This is how a judge described the damages claim which came before him in the Gauteng High Court, Pretoria.
The Italian company Oranfrizer instituted a claim in Euro against Fruitone Ltd, a farming operation in Zebediela, Limpopo. In rands the claim amounts to about R1.3 million.
The problem was that the immaculate round, orange fruit, no longer appeared round when the shipments landed in Sicily, as it was nearly all squashed and flat.
This was apparently due to how the Limpopo company packed the fruit prior to shipping.
Judge Norman Davis remarked that what was actually to be a simple case, resulted in five years of litigation between the parties and a host of experts on the subject of packing and quality control, which were called to testify.

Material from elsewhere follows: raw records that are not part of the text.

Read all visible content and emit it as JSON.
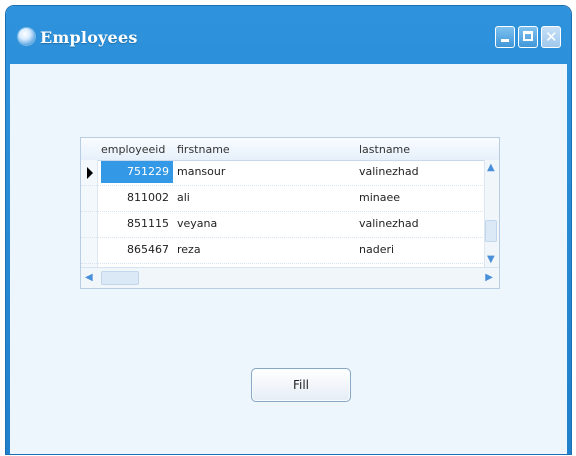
{
  "window": {
    "title": "Employees",
    "title_icon": "app-globe-icon",
    "controls": [
      "minimize",
      "maximize",
      "close"
    ],
    "accent_color": "#1f80cc"
  },
  "grid": {
    "columns": [
      "employeeid",
      "firstname",
      "lastname"
    ],
    "rows": [
      {
        "employeeid": "751229",
        "firstname": "mansour",
        "lastname": "valinezhad",
        "selected": true
      },
      {
        "employeeid": "811002",
        "firstname": "ali",
        "lastname": "minaee",
        "selected": false
      },
      {
        "employeeid": "851115",
        "firstname": "veyana",
        "lastname": "valinezhad",
        "selected": false
      },
      {
        "employeeid": "865467",
        "firstname": "reza",
        "lastname": "naderi",
        "selected": false
      }
    ],
    "selection_color": "#3399e6"
  },
  "buttons": {
    "fill_label": "Fill"
  }
}
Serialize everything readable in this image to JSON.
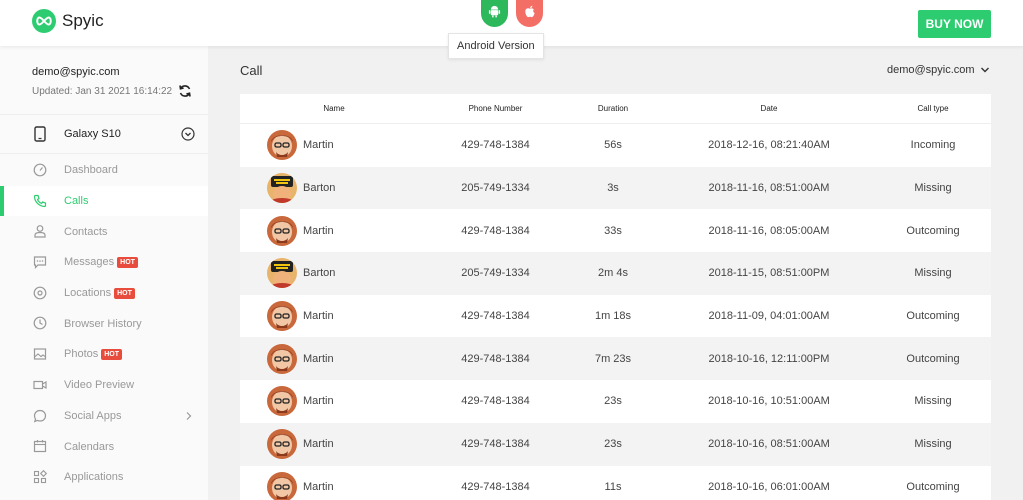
{
  "brand": {
    "name": "Spyic",
    "color": "#2ecc71"
  },
  "header": {
    "android_icon": "android-icon",
    "apple_icon": "apple-icon",
    "tooltip": "Android Version",
    "buy_label": "BUY NOW"
  },
  "account": {
    "email": "demo@spyic.com",
    "updated": "Updated: Jan 31 2021 16:14:22"
  },
  "device": {
    "name": "Galaxy S10"
  },
  "nav": [
    {
      "label": "Dashboard",
      "icon": "gauge-icon",
      "hot": false,
      "active": false
    },
    {
      "label": "Calls",
      "icon": "phone-icon",
      "hot": false,
      "active": true
    },
    {
      "label": "Contacts",
      "icon": "user-icon",
      "hot": false,
      "active": false
    },
    {
      "label": "Messages",
      "icon": "message-icon",
      "hot": true,
      "active": false
    },
    {
      "label": "Locations",
      "icon": "location-icon",
      "hot": true,
      "active": false
    },
    {
      "label": "Browser History",
      "icon": "clock-icon",
      "hot": false,
      "active": false
    },
    {
      "label": "Photos",
      "icon": "image-icon",
      "hot": true,
      "active": false
    },
    {
      "label": "Video Preview",
      "icon": "video-icon",
      "hot": false,
      "active": false
    },
    {
      "label": "Social Apps",
      "icon": "chat-bubble-icon",
      "hot": false,
      "active": false
    },
    {
      "label": "Calendars",
      "icon": "calendar-icon",
      "hot": false,
      "active": false
    },
    {
      "label": "Applications",
      "icon": "apps-grid-icon",
      "hot": false,
      "active": false
    }
  ],
  "hot_label": "HOT",
  "main": {
    "title": "Call",
    "user_menu": "demo@spyic.com"
  },
  "table": {
    "columns": [
      "Name",
      "Phone Number",
      "Duration",
      "Date",
      "Call type"
    ],
    "rows": [
      {
        "name": "Martin",
        "phone": "429-748-1384",
        "duration": "56s",
        "date": "2018-12-16, 08:21:40AM",
        "type": "Incoming"
      },
      {
        "name": "Barton",
        "phone": "205-749-1334",
        "duration": "3s",
        "date": "2018-11-16, 08:51:00AM",
        "type": "Missing"
      },
      {
        "name": "Martin",
        "phone": "429-748-1384",
        "duration": "33s",
        "date": "2018-11-16, 08:05:00AM",
        "type": "Outcoming"
      },
      {
        "name": "Barton",
        "phone": "205-749-1334",
        "duration": "2m 4s",
        "date": "2018-11-15, 08:51:00PM",
        "type": "Missing"
      },
      {
        "name": "Martin",
        "phone": "429-748-1384",
        "duration": "1m 18s",
        "date": "2018-11-09, 04:01:00AM",
        "type": "Outcoming"
      },
      {
        "name": "Martin",
        "phone": "429-748-1384",
        "duration": "7m 23s",
        "date": "2018-10-16, 12:11:00PM",
        "type": "Outcoming"
      },
      {
        "name": "Martin",
        "phone": "429-748-1384",
        "duration": "23s",
        "date": "2018-10-16, 10:51:00AM",
        "type": "Missing"
      },
      {
        "name": "Martin",
        "phone": "429-748-1384",
        "duration": "23s",
        "date": "2018-10-16, 08:51:00AM",
        "type": "Missing"
      },
      {
        "name": "Martin",
        "phone": "429-748-1384",
        "duration": "11s",
        "date": "2018-10-16, 06:01:00AM",
        "type": "Outcoming"
      }
    ]
  }
}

Representatives of the he Italian company came to South Africa in 2011 with the view to buy oranges here for resale in Italy.
They visited various citrus growers and were particularly impressed by certain farming operations in Limpopo. They subsequently signed a deal with Fruitone that they would buy oranges from them and which had to be shipped to Italy.
The Italian company at first bought different varieties of oranges as samples and to explore the relationship between the parties. All went well at first and perfectly round oranges arrive in Italy.
But things went wrong the following year when Fruitone sent four shipments of navel oranges to italy. These were transported on various vessels and ranged from 3200 to 7999 cartons.
It was found that the oranges in these shipments were below par. A control officer immediately identified problems regarding the stacking of the cartons of oranges in the pallets. The procedure of stacking the 15kg carton is by packing them in levels, 10 cartons per level and eight levels high per pallet.
Instead of all the cartons being level, the lids of the uppermost cartons were not level with the bottoms of the cartons. Instead, there were gaps and the cartons on the lover level were compressed. It was found that 93% of the oranges in the lower cartons were deformed due to crushing.
Judge Davis was told that a large number of oranges had in fact been so compressed or crushed that they had split open.
The Italian quality controller testified that even if an orange had not split, the cells and flesh inside suffered damage and became liable to oxidation and decay.
This in turn resulted in a shorter shelf life and susceptibility to mould. It would be unacceptable as class 1 import oranges for the European market, it was said. Pictures of samples of the squashed oranges were handed to court.
An independent quality controller was also called in to inspect the fruit and this report also indicated that the oranges were damaged.
The Italian company meanwhile tried to recover its shipping and other costs incurred, such as storing, from the South African company. The latter denied any liability or wrongdoing.
Judge Davis, however, accepted the evidence delivered on behalf of the Italian company and found that the problem was in the packing of the oranges and the subsequent stacking of the boxes.
He said if one had regard to the packing and stacking of these boxes, it is no wonder that the oranges became damaged. He said no wonder the Italian expert inferred that “one need not have been an genius to figure this out.”
He ordered the South African company to pay its Italian business partner the R1.3 million the latter claimed in expenses.